Dawnstar looks startled at first that Ayla has changed the topic, but then relieved, as she plunges on to the new subject. “The process that strengthened our internal energies, I may have mentioned, also partially supported our weight, in addition to strengthening our frames, and the combined effect allowed us to fly, clumsily at first.” She flicks some more data up on the screen, as if to refresh her memory, and Ayla is relieved to see that her stance is again confident, “Over time, our people learned to tap into these energies, to direct them as a form of propulsive force, and the larger our frames, the more potential energy we seemed to contain, so that those with wings found themselves able to generate thrust from the energy stored within the wings, in addition to by simply using the wings themselves.”

“But you can hit lightspeed, out of atmosphere, and break the sound barrier in atmo…” Ayla begins questioningly.

“One in a thousand of us benefits from a rare mutation that allows us to endure a hundred times more of the stabilization treatment than normal. I have so much potential energy stored within me that I can lift myself off of the ground without ever beating a wing, and propel myself at great speeds. The energy also strengthens my body to handle great accelerations that would crush the organs of an unprotected person, and resist the effects of friction and micro-impacts during high speed travel.” She looks up, “But I am not invulnerable. It would be logical to assume that the more energy I use for thrust, the less would be available for protection, but, for reasons I do not understand, the faster I go, the stronger my protection becomes, so that when I am flying in space, at near the speed of light, I only have to avoid visible space debris, which my tracking powers identify seconds before I reach them.” She nods again to Ayla, “And that is why I not only move my wings in space, but sometimes change position and move around, rather than flying in a straight line, like Mon-El. Impact with a stone or bit of ice the size of a fingernail at the speed of light would produce a tremendous explosion that I would not survive.”

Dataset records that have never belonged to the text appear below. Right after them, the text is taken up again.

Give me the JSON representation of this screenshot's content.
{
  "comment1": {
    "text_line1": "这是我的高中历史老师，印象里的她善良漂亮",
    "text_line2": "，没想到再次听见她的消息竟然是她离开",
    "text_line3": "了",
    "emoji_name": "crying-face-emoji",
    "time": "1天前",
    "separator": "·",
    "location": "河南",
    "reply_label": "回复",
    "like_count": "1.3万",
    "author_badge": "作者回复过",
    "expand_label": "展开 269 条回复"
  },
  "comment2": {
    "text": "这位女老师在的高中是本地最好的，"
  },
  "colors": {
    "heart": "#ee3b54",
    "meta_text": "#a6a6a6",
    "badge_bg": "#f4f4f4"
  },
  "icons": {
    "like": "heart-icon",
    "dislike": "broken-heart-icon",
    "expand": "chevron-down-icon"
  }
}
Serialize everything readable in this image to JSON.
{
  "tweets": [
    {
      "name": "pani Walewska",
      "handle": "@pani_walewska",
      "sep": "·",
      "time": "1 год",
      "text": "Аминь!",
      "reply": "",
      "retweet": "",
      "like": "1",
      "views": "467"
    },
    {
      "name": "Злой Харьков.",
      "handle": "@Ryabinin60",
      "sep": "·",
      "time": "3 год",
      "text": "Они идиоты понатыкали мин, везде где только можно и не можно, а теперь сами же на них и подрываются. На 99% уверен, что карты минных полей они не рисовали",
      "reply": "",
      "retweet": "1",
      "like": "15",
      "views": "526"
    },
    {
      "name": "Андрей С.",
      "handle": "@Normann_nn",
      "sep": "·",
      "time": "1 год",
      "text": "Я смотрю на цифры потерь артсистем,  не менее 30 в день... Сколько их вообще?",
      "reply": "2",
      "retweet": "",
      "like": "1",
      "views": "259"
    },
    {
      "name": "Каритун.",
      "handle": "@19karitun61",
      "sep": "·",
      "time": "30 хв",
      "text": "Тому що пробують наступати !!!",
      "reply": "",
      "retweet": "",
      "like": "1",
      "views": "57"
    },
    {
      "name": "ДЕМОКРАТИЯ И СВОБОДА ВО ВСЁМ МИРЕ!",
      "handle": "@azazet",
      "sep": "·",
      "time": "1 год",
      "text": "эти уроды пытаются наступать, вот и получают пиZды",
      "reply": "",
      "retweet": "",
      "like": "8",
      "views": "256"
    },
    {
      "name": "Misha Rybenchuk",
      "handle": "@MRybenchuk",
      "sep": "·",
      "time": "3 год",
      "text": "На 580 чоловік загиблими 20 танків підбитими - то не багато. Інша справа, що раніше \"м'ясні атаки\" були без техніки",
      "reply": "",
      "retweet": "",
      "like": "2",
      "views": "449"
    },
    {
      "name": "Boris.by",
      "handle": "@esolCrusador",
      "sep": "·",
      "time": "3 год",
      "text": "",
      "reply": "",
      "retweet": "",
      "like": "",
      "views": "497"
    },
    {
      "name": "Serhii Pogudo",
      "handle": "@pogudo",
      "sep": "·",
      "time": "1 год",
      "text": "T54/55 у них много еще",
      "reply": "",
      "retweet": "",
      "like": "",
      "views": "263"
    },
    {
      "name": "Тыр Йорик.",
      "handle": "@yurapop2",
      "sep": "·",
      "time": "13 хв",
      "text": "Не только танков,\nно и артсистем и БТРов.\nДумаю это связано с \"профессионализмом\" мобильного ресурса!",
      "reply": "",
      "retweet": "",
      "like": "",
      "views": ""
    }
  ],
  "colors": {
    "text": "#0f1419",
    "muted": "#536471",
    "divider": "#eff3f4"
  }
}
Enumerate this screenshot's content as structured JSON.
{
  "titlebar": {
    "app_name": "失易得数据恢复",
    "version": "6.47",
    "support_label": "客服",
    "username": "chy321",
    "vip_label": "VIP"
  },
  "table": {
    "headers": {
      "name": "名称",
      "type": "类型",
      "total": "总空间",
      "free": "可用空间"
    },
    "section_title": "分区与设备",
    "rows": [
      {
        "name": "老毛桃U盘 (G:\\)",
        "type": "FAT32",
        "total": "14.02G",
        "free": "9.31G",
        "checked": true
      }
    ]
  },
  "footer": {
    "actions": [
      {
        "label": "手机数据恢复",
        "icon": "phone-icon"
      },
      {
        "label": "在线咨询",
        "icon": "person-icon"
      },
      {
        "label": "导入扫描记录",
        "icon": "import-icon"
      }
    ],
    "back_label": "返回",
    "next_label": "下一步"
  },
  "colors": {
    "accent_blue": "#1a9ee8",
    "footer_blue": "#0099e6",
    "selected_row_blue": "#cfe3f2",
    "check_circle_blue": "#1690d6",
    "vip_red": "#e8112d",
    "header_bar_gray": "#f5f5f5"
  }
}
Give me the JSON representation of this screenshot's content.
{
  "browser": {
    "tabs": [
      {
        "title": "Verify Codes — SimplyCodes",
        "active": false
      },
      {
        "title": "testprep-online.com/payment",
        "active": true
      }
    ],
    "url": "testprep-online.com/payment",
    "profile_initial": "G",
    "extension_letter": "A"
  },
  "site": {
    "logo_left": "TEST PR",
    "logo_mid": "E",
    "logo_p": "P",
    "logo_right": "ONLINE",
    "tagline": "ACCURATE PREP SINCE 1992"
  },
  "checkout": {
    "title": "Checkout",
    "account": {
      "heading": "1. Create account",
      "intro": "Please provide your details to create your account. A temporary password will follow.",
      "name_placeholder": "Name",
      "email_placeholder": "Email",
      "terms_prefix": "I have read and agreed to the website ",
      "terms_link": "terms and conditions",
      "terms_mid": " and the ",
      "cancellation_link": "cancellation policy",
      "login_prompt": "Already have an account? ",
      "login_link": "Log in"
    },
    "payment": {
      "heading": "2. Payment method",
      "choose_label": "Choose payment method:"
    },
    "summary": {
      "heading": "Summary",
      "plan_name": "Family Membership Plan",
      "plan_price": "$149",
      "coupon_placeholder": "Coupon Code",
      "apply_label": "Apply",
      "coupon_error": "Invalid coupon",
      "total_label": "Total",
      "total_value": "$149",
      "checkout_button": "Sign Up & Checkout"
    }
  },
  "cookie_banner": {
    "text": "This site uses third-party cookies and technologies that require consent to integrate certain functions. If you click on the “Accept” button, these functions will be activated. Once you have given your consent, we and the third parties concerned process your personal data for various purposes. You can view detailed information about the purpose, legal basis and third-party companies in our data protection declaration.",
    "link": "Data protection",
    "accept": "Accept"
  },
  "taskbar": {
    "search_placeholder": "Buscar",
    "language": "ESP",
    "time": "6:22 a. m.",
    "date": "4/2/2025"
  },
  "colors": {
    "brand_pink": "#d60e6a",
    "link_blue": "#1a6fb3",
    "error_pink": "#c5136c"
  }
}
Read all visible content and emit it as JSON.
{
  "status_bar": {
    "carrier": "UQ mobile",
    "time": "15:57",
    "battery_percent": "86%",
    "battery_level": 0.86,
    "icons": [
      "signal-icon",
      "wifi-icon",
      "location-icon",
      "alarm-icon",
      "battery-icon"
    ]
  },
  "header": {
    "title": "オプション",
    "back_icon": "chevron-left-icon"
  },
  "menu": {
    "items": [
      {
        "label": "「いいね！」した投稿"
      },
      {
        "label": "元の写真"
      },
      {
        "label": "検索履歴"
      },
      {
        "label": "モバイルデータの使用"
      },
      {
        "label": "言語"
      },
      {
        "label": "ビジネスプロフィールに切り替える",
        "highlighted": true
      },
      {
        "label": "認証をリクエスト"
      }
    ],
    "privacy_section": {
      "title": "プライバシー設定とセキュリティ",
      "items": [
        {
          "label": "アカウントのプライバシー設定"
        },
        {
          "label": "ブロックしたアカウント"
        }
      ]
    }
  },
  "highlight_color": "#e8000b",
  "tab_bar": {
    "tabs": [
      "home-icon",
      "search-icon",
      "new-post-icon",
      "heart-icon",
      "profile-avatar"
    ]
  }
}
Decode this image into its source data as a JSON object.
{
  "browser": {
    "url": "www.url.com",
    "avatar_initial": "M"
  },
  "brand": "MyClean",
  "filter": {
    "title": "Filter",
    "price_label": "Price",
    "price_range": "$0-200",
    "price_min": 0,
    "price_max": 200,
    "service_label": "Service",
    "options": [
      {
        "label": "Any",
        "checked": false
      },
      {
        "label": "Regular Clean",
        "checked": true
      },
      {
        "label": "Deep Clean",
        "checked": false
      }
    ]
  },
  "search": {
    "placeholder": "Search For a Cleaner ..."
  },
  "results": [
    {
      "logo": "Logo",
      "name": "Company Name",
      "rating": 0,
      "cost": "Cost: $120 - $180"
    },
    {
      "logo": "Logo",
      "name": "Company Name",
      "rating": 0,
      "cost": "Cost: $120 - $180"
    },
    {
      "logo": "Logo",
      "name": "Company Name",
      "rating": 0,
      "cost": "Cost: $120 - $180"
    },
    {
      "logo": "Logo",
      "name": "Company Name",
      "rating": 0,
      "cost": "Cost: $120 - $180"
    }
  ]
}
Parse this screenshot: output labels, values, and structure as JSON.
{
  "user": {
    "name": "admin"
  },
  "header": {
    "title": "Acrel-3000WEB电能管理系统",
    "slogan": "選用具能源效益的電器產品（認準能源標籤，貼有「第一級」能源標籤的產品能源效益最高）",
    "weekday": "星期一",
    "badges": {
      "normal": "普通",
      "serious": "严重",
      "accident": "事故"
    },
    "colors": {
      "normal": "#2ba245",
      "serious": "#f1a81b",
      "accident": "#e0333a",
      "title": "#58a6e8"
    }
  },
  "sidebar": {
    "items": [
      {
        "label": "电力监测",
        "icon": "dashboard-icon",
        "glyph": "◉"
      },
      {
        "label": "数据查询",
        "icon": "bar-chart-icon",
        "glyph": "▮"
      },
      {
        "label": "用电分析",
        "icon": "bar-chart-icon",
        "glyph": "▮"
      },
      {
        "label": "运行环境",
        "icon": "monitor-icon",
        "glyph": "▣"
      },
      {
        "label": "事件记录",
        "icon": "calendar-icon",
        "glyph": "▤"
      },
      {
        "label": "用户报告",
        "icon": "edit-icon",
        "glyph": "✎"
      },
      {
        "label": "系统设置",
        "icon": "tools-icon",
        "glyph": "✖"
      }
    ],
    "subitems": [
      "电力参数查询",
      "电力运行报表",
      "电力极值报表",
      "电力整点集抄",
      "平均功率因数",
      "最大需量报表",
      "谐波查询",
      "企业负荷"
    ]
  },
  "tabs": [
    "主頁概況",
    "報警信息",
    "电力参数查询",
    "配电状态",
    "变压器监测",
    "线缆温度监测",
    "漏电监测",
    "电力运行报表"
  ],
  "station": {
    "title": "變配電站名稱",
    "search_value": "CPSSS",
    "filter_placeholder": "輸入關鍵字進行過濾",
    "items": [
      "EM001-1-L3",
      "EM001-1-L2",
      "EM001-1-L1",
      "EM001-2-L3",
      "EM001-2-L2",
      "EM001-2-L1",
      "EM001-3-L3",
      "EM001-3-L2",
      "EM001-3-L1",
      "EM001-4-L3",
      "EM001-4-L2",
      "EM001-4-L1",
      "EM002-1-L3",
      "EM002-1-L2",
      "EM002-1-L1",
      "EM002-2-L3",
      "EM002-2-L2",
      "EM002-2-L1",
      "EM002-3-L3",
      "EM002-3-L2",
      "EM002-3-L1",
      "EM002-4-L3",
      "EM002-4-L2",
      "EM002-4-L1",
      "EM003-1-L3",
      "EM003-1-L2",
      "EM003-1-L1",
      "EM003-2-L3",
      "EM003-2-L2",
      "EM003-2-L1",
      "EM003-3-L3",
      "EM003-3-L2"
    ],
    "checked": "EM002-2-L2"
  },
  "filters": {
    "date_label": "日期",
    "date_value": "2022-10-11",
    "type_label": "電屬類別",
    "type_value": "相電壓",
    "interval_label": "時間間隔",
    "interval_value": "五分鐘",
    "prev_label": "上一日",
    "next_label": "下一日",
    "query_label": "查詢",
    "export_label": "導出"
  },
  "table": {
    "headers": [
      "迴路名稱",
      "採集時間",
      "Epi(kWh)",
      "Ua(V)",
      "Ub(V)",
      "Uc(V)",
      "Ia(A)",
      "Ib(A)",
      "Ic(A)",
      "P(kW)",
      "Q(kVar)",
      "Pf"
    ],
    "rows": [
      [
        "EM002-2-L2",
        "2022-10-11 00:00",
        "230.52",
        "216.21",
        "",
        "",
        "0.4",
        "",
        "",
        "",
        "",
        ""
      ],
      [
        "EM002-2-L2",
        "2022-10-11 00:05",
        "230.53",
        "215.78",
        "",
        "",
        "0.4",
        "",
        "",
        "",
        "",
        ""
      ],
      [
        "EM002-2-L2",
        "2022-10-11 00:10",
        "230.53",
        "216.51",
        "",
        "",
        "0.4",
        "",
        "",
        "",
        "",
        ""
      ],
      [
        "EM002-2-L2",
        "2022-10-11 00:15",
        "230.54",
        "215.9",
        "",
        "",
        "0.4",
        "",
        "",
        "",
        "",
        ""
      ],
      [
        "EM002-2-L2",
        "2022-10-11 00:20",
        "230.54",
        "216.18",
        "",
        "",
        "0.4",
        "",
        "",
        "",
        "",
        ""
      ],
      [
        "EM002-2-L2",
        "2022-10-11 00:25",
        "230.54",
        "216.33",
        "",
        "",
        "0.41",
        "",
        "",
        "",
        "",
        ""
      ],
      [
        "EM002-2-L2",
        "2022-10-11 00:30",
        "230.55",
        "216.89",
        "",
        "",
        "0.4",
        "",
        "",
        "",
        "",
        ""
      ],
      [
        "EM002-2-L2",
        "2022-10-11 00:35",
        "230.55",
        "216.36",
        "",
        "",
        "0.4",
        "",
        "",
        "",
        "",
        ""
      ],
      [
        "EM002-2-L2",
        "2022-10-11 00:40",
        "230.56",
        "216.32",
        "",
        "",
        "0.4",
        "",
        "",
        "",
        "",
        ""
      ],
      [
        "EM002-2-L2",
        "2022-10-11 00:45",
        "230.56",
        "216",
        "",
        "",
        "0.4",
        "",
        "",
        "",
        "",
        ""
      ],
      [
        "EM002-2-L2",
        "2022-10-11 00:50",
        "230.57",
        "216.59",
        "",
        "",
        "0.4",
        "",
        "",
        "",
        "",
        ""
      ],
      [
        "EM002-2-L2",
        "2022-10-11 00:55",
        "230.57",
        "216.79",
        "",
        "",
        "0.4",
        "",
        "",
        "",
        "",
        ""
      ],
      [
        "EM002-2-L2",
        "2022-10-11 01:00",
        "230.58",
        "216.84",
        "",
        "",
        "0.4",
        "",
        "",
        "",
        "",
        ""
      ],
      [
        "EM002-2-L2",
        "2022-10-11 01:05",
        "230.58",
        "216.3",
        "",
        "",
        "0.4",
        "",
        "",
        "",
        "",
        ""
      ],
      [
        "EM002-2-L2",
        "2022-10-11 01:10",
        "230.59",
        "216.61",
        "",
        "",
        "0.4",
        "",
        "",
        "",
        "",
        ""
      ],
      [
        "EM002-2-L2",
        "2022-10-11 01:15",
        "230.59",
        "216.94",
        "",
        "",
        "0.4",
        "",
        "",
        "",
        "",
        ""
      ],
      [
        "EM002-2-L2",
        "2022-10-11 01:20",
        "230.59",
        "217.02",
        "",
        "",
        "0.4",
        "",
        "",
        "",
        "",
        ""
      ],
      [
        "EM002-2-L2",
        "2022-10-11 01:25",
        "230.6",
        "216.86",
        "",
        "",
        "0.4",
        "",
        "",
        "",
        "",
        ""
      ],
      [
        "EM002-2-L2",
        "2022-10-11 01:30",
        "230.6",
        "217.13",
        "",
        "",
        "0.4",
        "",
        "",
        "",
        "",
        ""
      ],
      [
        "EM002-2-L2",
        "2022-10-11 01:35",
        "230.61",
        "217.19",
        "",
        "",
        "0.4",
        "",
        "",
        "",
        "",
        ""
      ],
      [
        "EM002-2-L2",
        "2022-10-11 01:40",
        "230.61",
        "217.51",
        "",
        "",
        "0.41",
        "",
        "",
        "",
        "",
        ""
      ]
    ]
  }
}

Ayla frowns a bit, as she imagines that. “But why don’t we see stuff exploding off of Mon-El when he flies?”

“His eyes glow with energy from the sun as he flies. Anything that would impact with him is reduced to vapor as he reaches it.” Dawnstar explains. At Ayla’s raised eyebrows, she clarifies, “I asked him about it. Sometimes we talk, when the rest of you are in the ship, but mostly, he is quiet.” She looks thoughtful before continuing, “I think that’s the only reason he does that, is for the quiet. He could just let the rocks hit him and explode. It wouldn’t harm him.”

For a moment, Dawnstars’ voice sounds wistful, and Ayla realizes that if the tracker had joined the Legion much earlier, Shadow Lass might have had competition seeking Mon-El’s attentions, as the winged Legionnaire had much in common with the stoic immortal…

Deciding it’s best to change the topic again, Ayla breaks the sudden silence, “Does Drake do the same thing?” At Dawnstar’s puzzled look, she clarifies, “Release anti-energy in front of him to dissolve space debris? He sometimes flies outside the cruiser, as well…”

“Yes, Wildfire does something similar,” Dawnstar says in a clipped tone. Something about her body language has changed, but Ayla has just been struck by another thought and it blurts out before she recognizes the change in mood.

“You said that your people have a problem with masks. That must make it difficult with…” she begins before Dawnstar cuts her off.

“If I want to see Wildfire’s face, I can look into the sun. The effect is the same.” she says curtly, walking towards the door. “Good night, Lightning Lass.” she adds perfunctorily before the air cracks and Ayla’s hair is tousled by the wind kicked up by her abrupt departure.